Plans to close mills in Scandinavia have been followed by an announcement that Stora Enso will sell its Sachsen newsprint mill in Germany.
The news follows that of UPM selling its Shotton newsprint mill in the UK to a Turkish maker of corrugated and containerboard.
Stora is selling the Sachsen mill in Eilenburg to the Swiss family-owned business Model Group, with an agreement that it will make newsprint for 18 months before switching it to containerboard.
Sachsen’s capacity of 310,000 tonnes will be sold and distributed by Stora until the agreement expires, and all 230 employees will move to Model.
The transaction is valued at 35 million Euros, and will have no material impact on Stora’s operational EBIT or net debt, the company says. It will book a one-time cost of approximately 32 million Euros in its IFRS operating profi.
In April, Stora outlined plans to close pulp and paper production at its Kvarnsveden and Veitsiluoto mills in Sweden and Finland, affecting 1110 jobs.

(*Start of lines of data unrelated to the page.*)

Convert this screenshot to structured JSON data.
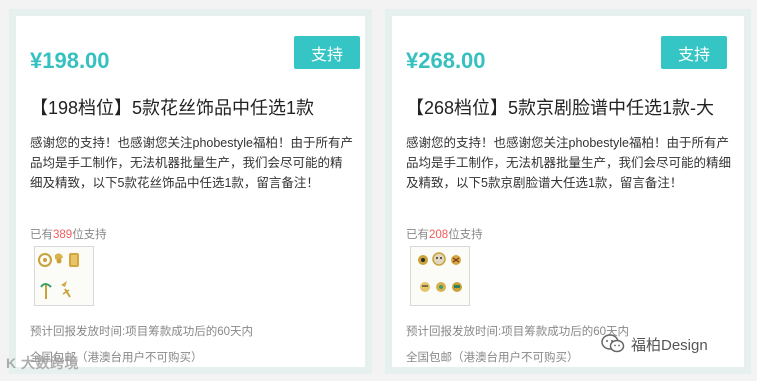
{
  "cards": [
    {
      "price": "¥198.00",
      "button_label": "支持",
      "title": "【198档位】5款花丝饰品中任选1款",
      "description": "感谢您的支持！也感谢您关注phobestyle福柏！由于所有产品均是手工制作，无法机器批量生产，我们会尽可能的精细及精致，以下5款花丝饰品中任选1款，留言备注！",
      "backers_prefix": "已有",
      "backers_count": "389",
      "backers_suffix": "位支持",
      "reward_time": "预计回报发放时间:项目筹款成功后的60天内",
      "shipping": "全国包邮（港澳台用户不可购买）"
    },
    {
      "price": "¥268.00",
      "button_label": "支持",
      "title": "【268档位】5款京剧脸谱中任选1款-大",
      "description": "感谢您的支持！也感谢您关注phobestyle福柏！由于所有产品均是手工制作，无法机器批量生产，我们会尽可能的精细及精致，以下5款京剧脸谱大任选1款，留言备注！",
      "backers_prefix": "已有",
      "backers_count": "208",
      "backers_suffix": "位支持",
      "reward_time": "预计回报发放时间:项目筹款成功后的60天内",
      "shipping": "全国包邮（港澳台用户不可购买）"
    }
  ],
  "watermark_left": "K 大数跨境",
  "watermark_right": "福柏Design",
  "colors": {
    "accent": "#36c5c5",
    "price": "#36c0c0",
    "backers_count": "#f05a5a",
    "card_border": "#e6f0ef"
  }
}
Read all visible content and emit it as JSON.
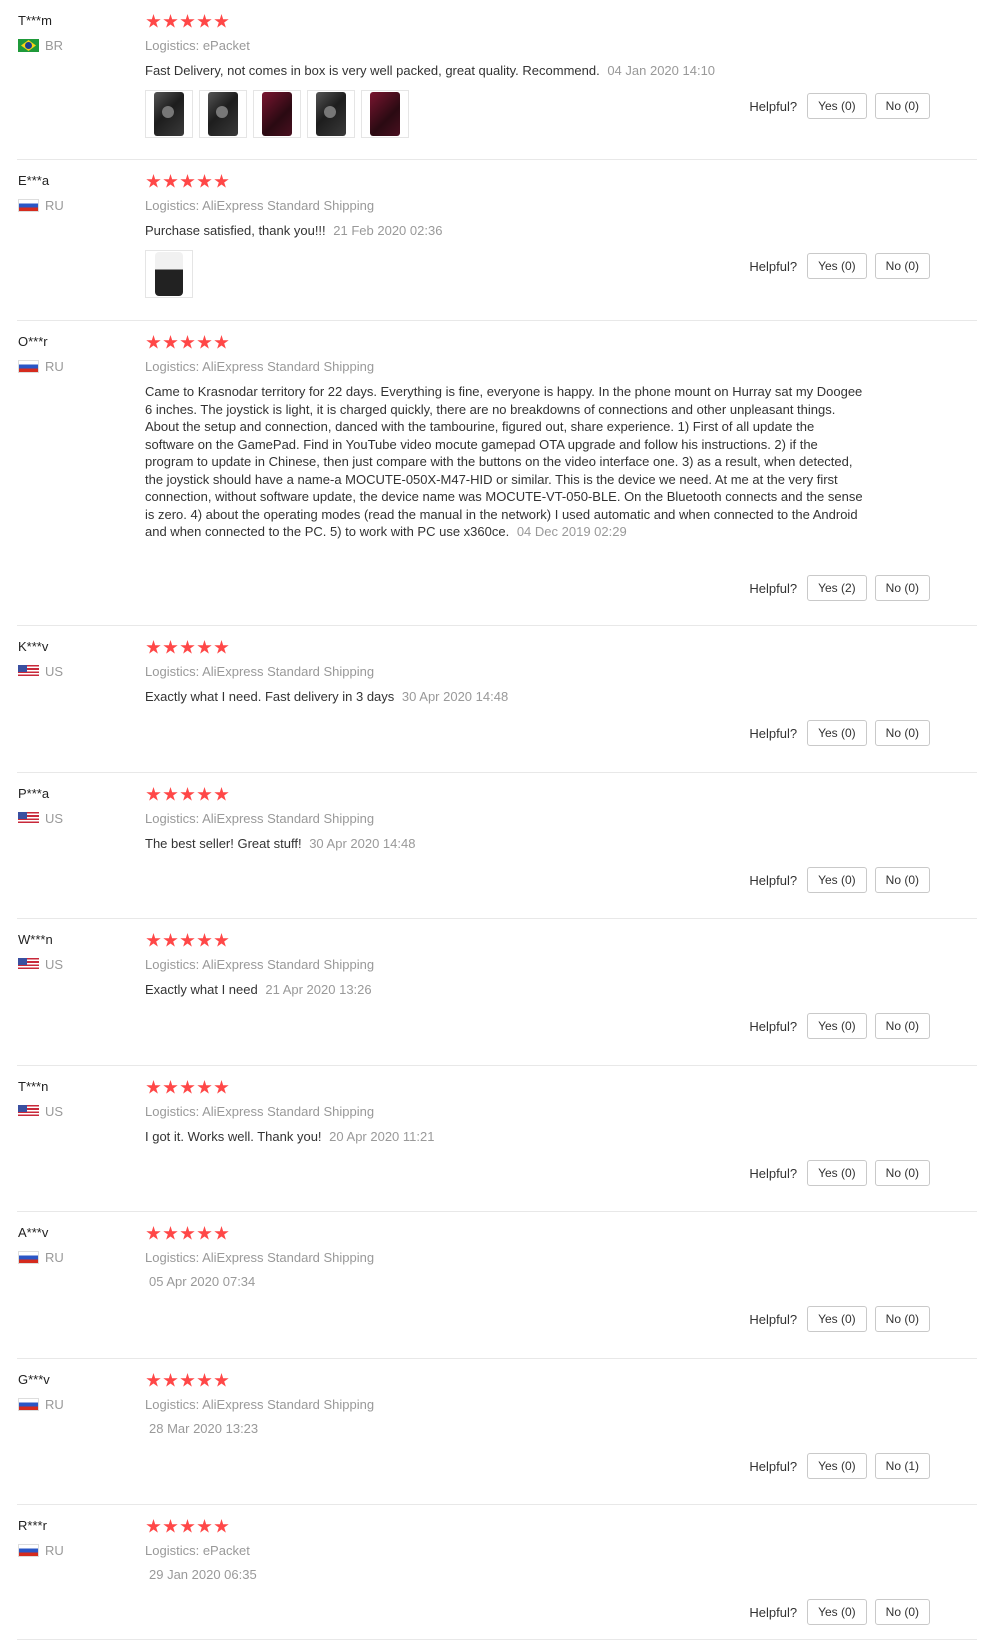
{
  "helpful_label": "Helpful?",
  "logistics_label": "Logistics:",
  "star_color": "#ff4747",
  "reviews": [
    {
      "user": "T***m",
      "country": "BR",
      "flag": "br-flag",
      "rating": 5,
      "logistics": "ePacket",
      "text": "Fast Delivery, not comes in box is very well packed, great quality. Recommend.",
      "date": "04 Jan 2020 14:10",
      "yes": "Yes (0)",
      "no": "No (0)",
      "images": 5
    },
    {
      "user": "E***a",
      "country": "RU",
      "flag": "ru-flag",
      "rating": 5,
      "logistics": "AliExpress Standard Shipping",
      "text": "Purchase satisfied, thank you!!!",
      "date": "21 Feb 2020 02:36",
      "yes": "Yes (0)",
      "no": "No (0)",
      "images": 1
    },
    {
      "user": "O***r",
      "country": "RU",
      "flag": "ru-flag",
      "rating": 5,
      "logistics": "AliExpress Standard Shipping",
      "text": "Came to Krasnodar territory for 22 days. Everything is fine, everyone is happy. In the phone mount on Hurray sat my Doogee 6 inches. The joystick is light, it is charged quickly, there are no breakdowns of connections and other unpleasant things. About the setup and connection, danced with the tambourine, figured out, share experience. 1) First of all update the software on the GamePad. Find in YouTube video mocute gamepad OTA upgrade and follow his instructions. 2) if the program to update in Chinese, then just compare with the buttons on the video interface one. 3) as a result, when detected, the joystick should have a name-a MOCUTE-050X-M47-HID or similar. This is the device we need. At me at the very first connection, without software update, the device name was MOCUTE-VT-050-BLE. On the Bluetooth connects and the sense is zero. 4) about the operating modes (read the manual in the network) I used automatic and when connected to the Android and when connected to the PC. 5) to work with PC use x360ce.",
      "date": "04 Dec 2019 02:29",
      "yes": "Yes (2)",
      "no": "No (0)",
      "images": 0
    },
    {
      "user": "K***v",
      "country": "US",
      "flag": "us-flag",
      "rating": 5,
      "logistics": "AliExpress Standard Shipping",
      "text": "Exactly what I need. Fast delivery in 3 days",
      "date": "30 Apr 2020 14:48",
      "yes": "Yes (0)",
      "no": "No (0)",
      "images": 0
    },
    {
      "user": "P***a",
      "country": "US",
      "flag": "us-flag",
      "rating": 5,
      "logistics": "AliExpress Standard Shipping",
      "text": "The best seller! Great stuff!",
      "date": "30 Apr 2020 14:48",
      "yes": "Yes (0)",
      "no": "No (0)",
      "images": 0
    },
    {
      "user": "W***n",
      "country": "US",
      "flag": "us-flag",
      "rating": 5,
      "logistics": "AliExpress Standard Shipping",
      "text": "Exactly what I need",
      "date": "21 Apr 2020 13:26",
      "yes": "Yes (0)",
      "no": "No (0)",
      "images": 0
    },
    {
      "user": "T***n",
      "country": "US",
      "flag": "us-flag",
      "rating": 5,
      "logistics": "AliExpress Standard Shipping",
      "text": "I got it. Works well. Thank you!",
      "date": "20 Apr 2020 11:21",
      "yes": "Yes (0)",
      "no": "No (0)",
      "images": 0
    },
    {
      "user": "A***v",
      "country": "RU",
      "flag": "ru-flag",
      "rating": 5,
      "logistics": "AliExpress Standard Shipping",
      "text": "",
      "date": "05 Apr 2020 07:34",
      "yes": "Yes (0)",
      "no": "No (0)",
      "images": 0
    },
    {
      "user": "G***v",
      "country": "RU",
      "flag": "ru-flag",
      "rating": 5,
      "logistics": "AliExpress Standard Shipping",
      "text": "",
      "date": "28 Mar 2020 13:23",
      "yes": "Yes (0)",
      "no": "No (1)",
      "images": 0
    },
    {
      "user": "R***r",
      "country": "RU",
      "flag": "ru-flag",
      "rating": 5,
      "logistics": "ePacket",
      "text": "",
      "date": "29 Jan 2020 06:35",
      "yes": "Yes (0)",
      "no": "No (0)",
      "images": 0
    }
  ]
}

Stora says the pandemic has accelerated the decline in paper demand in Europe which had been happening for the past decade. Both Kvarnsveden and Veitsiluoto had been operating at a loss.
President and chief executive Annica Bresky says Stora is shaping its business for accelerated growth and value. “We are focusing on packaging, building solutions and biomaterials innovations, where we see strong growth potential,” she says.
The mill closures will reduce Stora Enso’s paper production capacity by 35 per cent to 2.6 million tonnes per year, making its paper division’s sales just over ten per cent of the group’s activities.
Stora said in April it continued to produce woodfree uncoated office papers at its Nymölla mill in Sweden, supercalendered papers at Langerbrugge in Belgium and Maxau in Germany, machine-finished coated papers and coated and uncoated book papers at Anjala in Finland, standard newsprint at Langerbrugge and Hylte in Sweden, and improved newsprint and other newsprint specialities at Anjala in Finland. At the time of the April briefing to media, Sachsen (pictured) was also in that list.